:: What is needed ::
From the listing below, work out how many lines contain "subtitle"; the answer is that number and nothing more.

:: Data supplied ::
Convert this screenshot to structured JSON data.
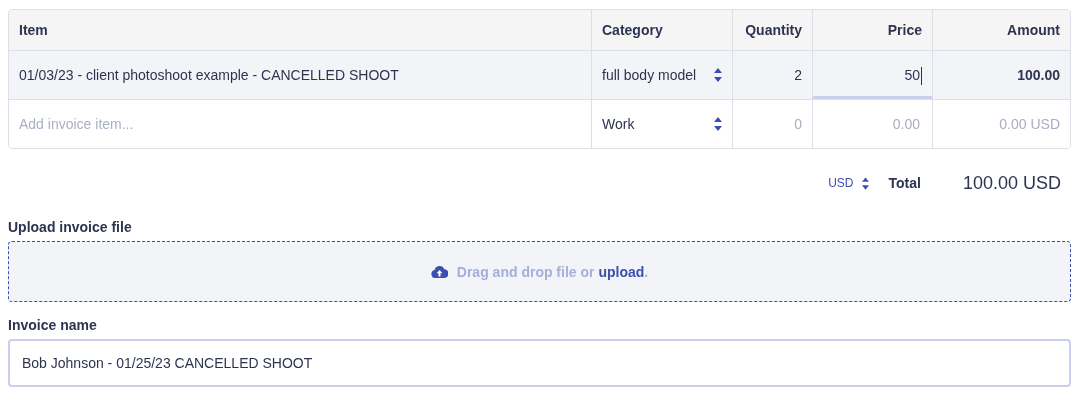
{
  "table": {
    "columns": [
      {
        "label": "Item"
      },
      {
        "label": "Category"
      },
      {
        "label": "Quantity"
      },
      {
        "label": "Price"
      },
      {
        "label": "Amount"
      }
    ],
    "rows": [
      {
        "kind": "item",
        "item": {
          "value": "01/03/23 - client photoshoot example - CANCELLED SHOOT"
        },
        "category": "full body model",
        "quantity": {
          "value": "2"
        },
        "price": {
          "value": "50",
          "focused": true
        },
        "amount": {
          "value": "100.00"
        }
      },
      {
        "kind": "new",
        "item": {
          "placeholder": "Add invoice item..."
        },
        "category": "Work",
        "quantity": {
          "placeholder": "0"
        },
        "price": {
          "placeholder": "0.00",
          "focused": false
        },
        "amount": {
          "placeholder": "0.00 USD"
        }
      }
    ]
  },
  "totals": {
    "currency": "USD",
    "label": "Total",
    "value": "100.00 USD"
  },
  "upload": {
    "label": "Upload invoice file",
    "prompt": "Drag and drop file or",
    "link": "upload",
    "suffix": "."
  },
  "invoice_name": {
    "label": "Invoice name",
    "value": "Bob Johnson - 01/25/23 CANCELLED SHOOT"
  }
}
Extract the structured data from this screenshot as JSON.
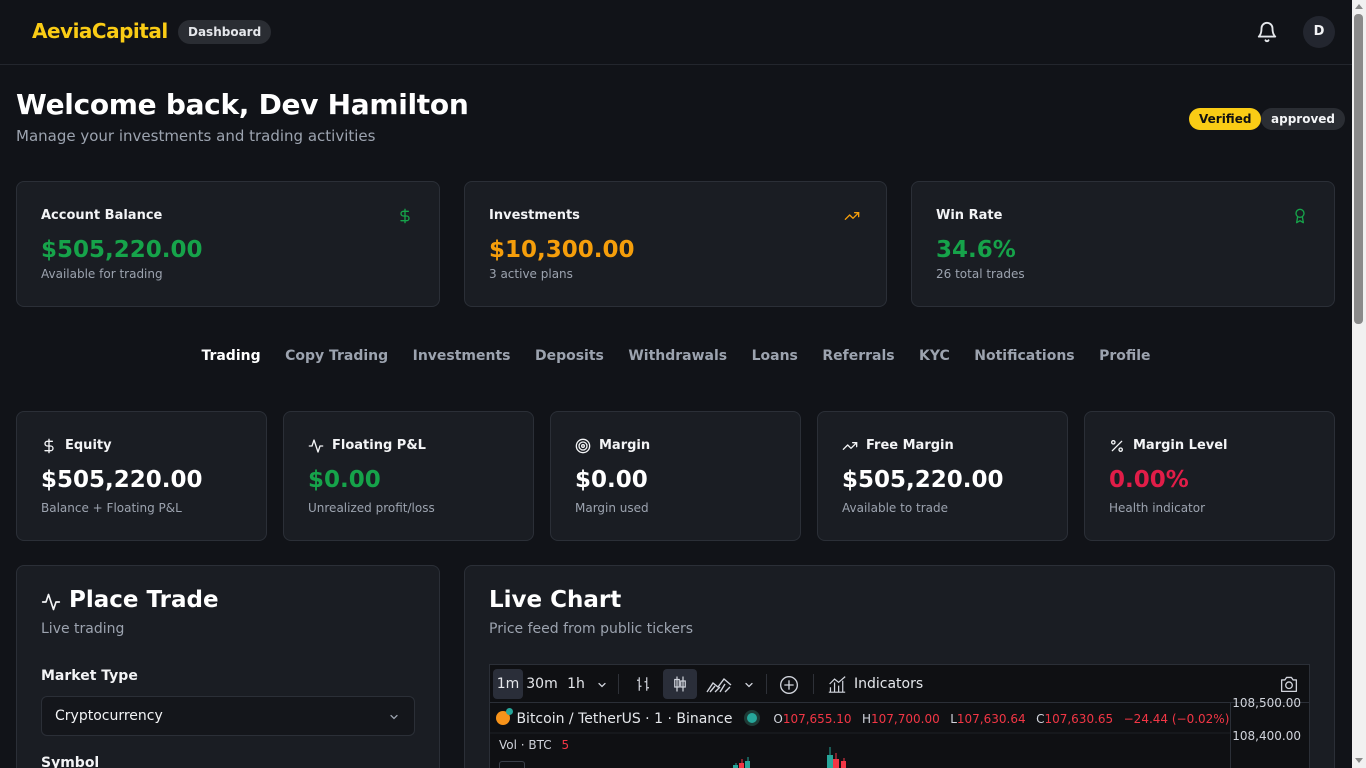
{
  "header": {
    "logo": "AeviaCapital",
    "page_badge": "Dashboard",
    "avatar_initial": "D"
  },
  "welcome": {
    "title": "Welcome back, Dev Hamilton",
    "subtitle": "Manage your investments and trading activities",
    "badges": [
      "Verified",
      "approved"
    ]
  },
  "summary_cards": [
    {
      "title": "Account Balance",
      "value": "$505,220.00",
      "sub": "Available for trading",
      "icon": "dollar-icon",
      "color": "#16a34a"
    },
    {
      "title": "Investments",
      "value": "$10,300.00",
      "sub": "3 active plans",
      "icon": "trending-up-icon",
      "color": "#f59e0b"
    },
    {
      "title": "Win Rate",
      "value": "34.6%",
      "sub": "26 total trades",
      "icon": "award-icon",
      "color": "#16a34a"
    }
  ],
  "tabs": [
    "Trading",
    "Copy Trading",
    "Investments",
    "Deposits",
    "Withdrawals",
    "Loans",
    "Referrals",
    "KYC",
    "Notifications",
    "Profile"
  ],
  "active_tab": "Trading",
  "stats": [
    {
      "title": "Equity",
      "value": "$505,220.00",
      "sub": "Balance + Floating P&L",
      "icon": "dollar-icon"
    },
    {
      "title": "Floating P&L",
      "value": "$0.00",
      "sub": "Unrealized profit/loss",
      "icon": "activity-icon",
      "color": "#16a34a"
    },
    {
      "title": "Margin",
      "value": "$0.00",
      "sub": "Margin used",
      "icon": "target-icon"
    },
    {
      "title": "Free Margin",
      "value": "$505,220.00",
      "sub": "Available to trade",
      "icon": "trending-up-icon"
    },
    {
      "title": "Margin Level",
      "value": "0.00%",
      "sub": "Health indicator",
      "icon": "percent-icon",
      "color": "#e11d48"
    }
  ],
  "place_trade": {
    "title": "Place Trade",
    "subtitle": "Live trading",
    "market_type_label": "Market Type",
    "market_type_value": "Cryptocurrency",
    "symbol_label": "Symbol"
  },
  "live_chart": {
    "title": "Live Chart",
    "subtitle": "Price feed from public tickers",
    "intervals": [
      "1m",
      "30m",
      "1h"
    ],
    "active_interval": "1m",
    "indicators_label": "Indicators",
    "symbol_line": "Bitcoin / TetherUS · 1 · Binance",
    "ohlc": {
      "o": "107,655.10",
      "h": "107,700.00",
      "l": "107,630.64",
      "c": "107,630.65",
      "change": "−24.44 (−0.02%)"
    },
    "volume_label": "Vol · BTC",
    "volume_value": "5",
    "price_labels": [
      "108,500.00",
      "108,400.00"
    ]
  }
}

:: Answer box ::
3